Bainbridge Island ferry terminal
Bainbridge Island ferry terminal

Cargo ship in Puget Sound
Cargo ship in Puget Sound

Seattle's Greenwood neighborhood
Seattle's Greenwood neighborhood

Bremerton's Puget Sound Naval Shipyard
Bremerton's Puget Sound Naval Shipyard

Olympic Mountains near Puget Sound
Olympic Mountains near Puget Sound (available in Wikimedia Commons)

C-17's at McChord Air Force Base
C-17's at McChord Air Force Base

Oak Harbor's (76S) very narrow runway, one of my favorite airports
Oak Harbor's (76S) very narrow runway, one of my favorite airports

Yelm (92W) offers a great view of Mount Rainier
Yelm (92W) offers a great view of Mount Rainier

Lake Tapps with the water level looking pretty low
Lake Tapps with the water level looking pretty low

Boeing Manufacturing
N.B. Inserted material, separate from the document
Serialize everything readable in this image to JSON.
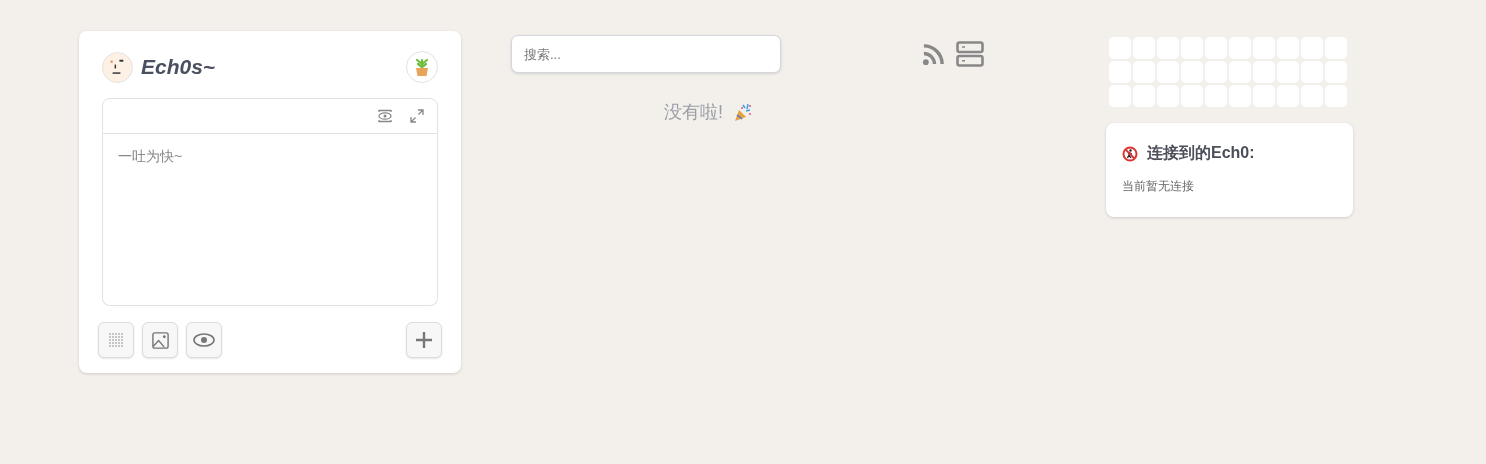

Seattle is home to The Boeing Company's Renton and Everett manufacturing facilities. Renton assembles the 737 while Everett builds the wide body 747, 767 and 777.

A pair of new Singapore Airlines 777's at Boeing's Everett facility
A pair of new Singapore Airlines 777's at Boeing's Everett facility

Renton Airport (RNT), mostly general aviation and Boeing
Renton Airport (RNT), mostly general aviation and Boeing

A bunch of unpainted 737's on the Boeing ramp at Renton
A bunch of unpainted 737's on the Boeing ramp at Renton

Seatac Airport

Seattle's airspace allows for a VFR crossing directly over Seatac Airport (SEA). This allows East/West transitioning aircraft to avoid flying excessively far North/Sound around Seatac's airspace. This can save a bit of time and provides for an enjoyable view of the airport.

Getting the clearance to enter Seattle's Class B airspace is easy. If departing Auburn Airport you call up the tower on 119.9 MHz and say "Seattle Tower Cessna 12345 just off of Auburn climbing through 900 feet, Westbound transition". The tower will assign a transponder code and may ask for a squawk ident. Once radar identified a clearance will be issued to cross the North or South end of the runway at 1,500 feet. That's all there is to it. You then cross over the airport and enjoy the view of commercial airplanes taking off and landing underneath.

Overview of Seatac Airport. To the right is Seatac's third runway, 16R-34L, still under construction
Overview of Seatac Airport. To the right is Seatac's third runway, 16R-34L, still under construction

Seatac's South Terminal, mostly Northwest Airlines
Seatac's South Terminal, mostly Northwest Airlines

FedEx A300 at the cargo ramp
FedEx A300 at the cargo ramp

American Airlines MD-80 holding short of the runway
American Airlines MD-80 holding short of the runway

All content and photos Copyright © 2007 Steve Kuo. All rights reserved.